§ WORK REQUEST
Number of lines with the string "value" in the entries below: report it, and nothing besides.

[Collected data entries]
****************

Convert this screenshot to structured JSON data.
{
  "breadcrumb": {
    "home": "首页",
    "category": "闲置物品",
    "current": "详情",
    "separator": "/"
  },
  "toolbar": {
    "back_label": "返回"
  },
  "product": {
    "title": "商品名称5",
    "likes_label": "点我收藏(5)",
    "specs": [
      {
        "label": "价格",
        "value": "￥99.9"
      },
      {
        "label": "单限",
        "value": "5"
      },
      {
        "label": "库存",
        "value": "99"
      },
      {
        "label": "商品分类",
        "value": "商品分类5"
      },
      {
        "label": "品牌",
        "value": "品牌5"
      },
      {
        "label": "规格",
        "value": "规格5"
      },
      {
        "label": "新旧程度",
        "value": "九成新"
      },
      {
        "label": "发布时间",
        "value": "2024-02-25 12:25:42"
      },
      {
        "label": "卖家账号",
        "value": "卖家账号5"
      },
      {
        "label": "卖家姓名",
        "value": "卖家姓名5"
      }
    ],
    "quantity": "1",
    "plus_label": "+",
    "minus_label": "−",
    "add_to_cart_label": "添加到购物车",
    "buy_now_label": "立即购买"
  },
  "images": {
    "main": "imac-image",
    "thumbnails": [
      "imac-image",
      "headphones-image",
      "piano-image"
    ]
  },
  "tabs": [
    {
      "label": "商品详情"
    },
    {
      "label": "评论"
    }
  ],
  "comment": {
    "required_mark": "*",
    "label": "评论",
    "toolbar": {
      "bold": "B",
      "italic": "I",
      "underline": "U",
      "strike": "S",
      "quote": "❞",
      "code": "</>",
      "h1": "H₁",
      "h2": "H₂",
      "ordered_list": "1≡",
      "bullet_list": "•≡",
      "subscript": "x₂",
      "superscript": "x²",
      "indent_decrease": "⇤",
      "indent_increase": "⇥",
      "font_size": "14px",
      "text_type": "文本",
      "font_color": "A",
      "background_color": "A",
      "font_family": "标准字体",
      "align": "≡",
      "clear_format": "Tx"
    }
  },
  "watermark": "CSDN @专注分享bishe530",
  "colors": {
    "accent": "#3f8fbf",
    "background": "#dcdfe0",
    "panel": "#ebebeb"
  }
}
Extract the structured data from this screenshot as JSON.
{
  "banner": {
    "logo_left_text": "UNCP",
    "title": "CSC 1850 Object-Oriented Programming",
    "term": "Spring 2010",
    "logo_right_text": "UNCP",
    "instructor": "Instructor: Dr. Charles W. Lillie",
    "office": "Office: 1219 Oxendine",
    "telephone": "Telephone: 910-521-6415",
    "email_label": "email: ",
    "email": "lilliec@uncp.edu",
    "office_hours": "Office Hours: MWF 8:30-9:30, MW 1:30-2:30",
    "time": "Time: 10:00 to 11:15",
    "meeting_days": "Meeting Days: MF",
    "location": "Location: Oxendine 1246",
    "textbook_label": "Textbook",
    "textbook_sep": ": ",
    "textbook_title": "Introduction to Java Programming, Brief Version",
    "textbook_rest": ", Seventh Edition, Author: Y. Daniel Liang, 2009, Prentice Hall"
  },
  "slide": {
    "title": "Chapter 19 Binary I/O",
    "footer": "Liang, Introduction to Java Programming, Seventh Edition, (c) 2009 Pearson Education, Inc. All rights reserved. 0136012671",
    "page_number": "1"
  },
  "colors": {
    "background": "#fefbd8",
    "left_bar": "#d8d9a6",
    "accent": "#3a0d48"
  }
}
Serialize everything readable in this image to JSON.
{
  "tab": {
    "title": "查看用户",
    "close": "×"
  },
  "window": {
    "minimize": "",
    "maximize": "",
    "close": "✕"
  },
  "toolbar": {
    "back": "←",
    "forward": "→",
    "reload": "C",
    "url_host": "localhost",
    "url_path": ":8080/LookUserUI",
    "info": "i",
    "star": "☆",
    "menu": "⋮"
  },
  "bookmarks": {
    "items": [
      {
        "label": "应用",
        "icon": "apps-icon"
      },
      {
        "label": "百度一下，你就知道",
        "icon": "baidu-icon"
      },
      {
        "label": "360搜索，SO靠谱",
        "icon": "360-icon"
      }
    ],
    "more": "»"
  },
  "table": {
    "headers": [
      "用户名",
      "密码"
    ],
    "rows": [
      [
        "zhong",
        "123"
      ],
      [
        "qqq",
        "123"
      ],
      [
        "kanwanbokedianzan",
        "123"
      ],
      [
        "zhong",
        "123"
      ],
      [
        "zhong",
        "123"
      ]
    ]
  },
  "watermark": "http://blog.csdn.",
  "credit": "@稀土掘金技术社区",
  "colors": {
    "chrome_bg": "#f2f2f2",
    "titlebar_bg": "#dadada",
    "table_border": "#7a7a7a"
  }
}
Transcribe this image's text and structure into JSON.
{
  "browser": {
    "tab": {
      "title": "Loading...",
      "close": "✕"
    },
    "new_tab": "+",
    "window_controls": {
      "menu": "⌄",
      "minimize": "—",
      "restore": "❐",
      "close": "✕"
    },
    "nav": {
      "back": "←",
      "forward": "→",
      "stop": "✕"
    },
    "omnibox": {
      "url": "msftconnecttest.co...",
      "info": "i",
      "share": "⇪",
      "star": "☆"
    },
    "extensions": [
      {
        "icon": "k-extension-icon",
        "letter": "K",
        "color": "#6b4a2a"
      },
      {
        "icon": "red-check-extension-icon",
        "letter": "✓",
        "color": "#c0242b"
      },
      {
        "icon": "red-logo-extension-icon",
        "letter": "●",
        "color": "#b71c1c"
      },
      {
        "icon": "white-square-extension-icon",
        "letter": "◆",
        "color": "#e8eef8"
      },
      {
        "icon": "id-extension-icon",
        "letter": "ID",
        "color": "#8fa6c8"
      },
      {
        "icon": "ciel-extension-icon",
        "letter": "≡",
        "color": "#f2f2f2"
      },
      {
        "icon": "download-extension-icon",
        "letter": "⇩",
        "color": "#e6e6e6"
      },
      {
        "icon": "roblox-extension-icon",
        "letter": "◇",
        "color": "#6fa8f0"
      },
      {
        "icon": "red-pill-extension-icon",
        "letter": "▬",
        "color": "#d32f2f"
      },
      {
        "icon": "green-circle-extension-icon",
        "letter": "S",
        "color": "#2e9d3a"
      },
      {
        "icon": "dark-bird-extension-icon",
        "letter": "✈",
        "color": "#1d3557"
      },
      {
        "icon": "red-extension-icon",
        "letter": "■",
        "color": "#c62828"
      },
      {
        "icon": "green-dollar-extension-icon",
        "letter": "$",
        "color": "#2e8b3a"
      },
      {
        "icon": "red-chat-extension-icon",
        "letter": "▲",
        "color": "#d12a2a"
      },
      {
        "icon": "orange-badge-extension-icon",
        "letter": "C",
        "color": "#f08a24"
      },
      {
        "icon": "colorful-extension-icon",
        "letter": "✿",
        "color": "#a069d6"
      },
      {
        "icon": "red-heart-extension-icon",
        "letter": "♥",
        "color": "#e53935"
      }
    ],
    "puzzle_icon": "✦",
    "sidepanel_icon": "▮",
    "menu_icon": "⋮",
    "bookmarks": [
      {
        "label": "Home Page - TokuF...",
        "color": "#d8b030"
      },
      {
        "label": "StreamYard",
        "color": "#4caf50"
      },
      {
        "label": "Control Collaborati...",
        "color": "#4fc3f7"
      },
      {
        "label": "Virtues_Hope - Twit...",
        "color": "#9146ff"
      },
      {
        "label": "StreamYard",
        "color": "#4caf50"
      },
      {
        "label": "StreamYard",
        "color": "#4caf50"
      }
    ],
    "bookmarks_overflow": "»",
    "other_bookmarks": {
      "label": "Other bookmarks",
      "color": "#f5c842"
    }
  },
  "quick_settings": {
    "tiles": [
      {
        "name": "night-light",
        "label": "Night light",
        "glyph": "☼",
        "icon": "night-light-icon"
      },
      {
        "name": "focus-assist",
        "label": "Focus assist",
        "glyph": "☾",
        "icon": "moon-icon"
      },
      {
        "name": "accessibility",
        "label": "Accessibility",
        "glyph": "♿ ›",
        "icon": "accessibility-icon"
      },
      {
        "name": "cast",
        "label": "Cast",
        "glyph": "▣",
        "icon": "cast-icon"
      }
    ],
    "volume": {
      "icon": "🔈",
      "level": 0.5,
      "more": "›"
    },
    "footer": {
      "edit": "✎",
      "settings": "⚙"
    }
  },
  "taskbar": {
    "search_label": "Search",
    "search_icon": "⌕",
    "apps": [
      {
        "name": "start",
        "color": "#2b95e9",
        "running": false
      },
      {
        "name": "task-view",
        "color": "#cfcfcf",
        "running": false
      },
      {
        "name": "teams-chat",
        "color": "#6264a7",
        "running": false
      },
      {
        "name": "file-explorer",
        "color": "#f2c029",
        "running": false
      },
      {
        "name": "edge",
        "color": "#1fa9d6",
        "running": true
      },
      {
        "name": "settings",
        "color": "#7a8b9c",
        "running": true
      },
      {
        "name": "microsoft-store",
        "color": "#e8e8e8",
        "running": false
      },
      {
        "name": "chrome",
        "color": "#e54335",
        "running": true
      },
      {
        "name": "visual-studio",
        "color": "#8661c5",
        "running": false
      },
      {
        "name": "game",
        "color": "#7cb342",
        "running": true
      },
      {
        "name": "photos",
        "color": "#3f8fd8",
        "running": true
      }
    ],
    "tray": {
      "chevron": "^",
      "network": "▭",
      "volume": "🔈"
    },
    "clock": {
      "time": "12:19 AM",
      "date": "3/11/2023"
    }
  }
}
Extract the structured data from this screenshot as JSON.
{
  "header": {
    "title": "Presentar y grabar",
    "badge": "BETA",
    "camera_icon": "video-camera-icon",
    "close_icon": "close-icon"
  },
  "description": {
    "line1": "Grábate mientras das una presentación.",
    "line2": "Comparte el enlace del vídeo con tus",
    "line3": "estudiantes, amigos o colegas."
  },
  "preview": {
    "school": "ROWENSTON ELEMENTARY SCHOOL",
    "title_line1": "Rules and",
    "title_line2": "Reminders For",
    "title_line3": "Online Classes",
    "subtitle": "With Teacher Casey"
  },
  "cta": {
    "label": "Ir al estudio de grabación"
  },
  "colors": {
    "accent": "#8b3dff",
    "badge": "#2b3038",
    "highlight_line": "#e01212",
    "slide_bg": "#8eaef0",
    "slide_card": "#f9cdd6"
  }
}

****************

§ ANSWER
10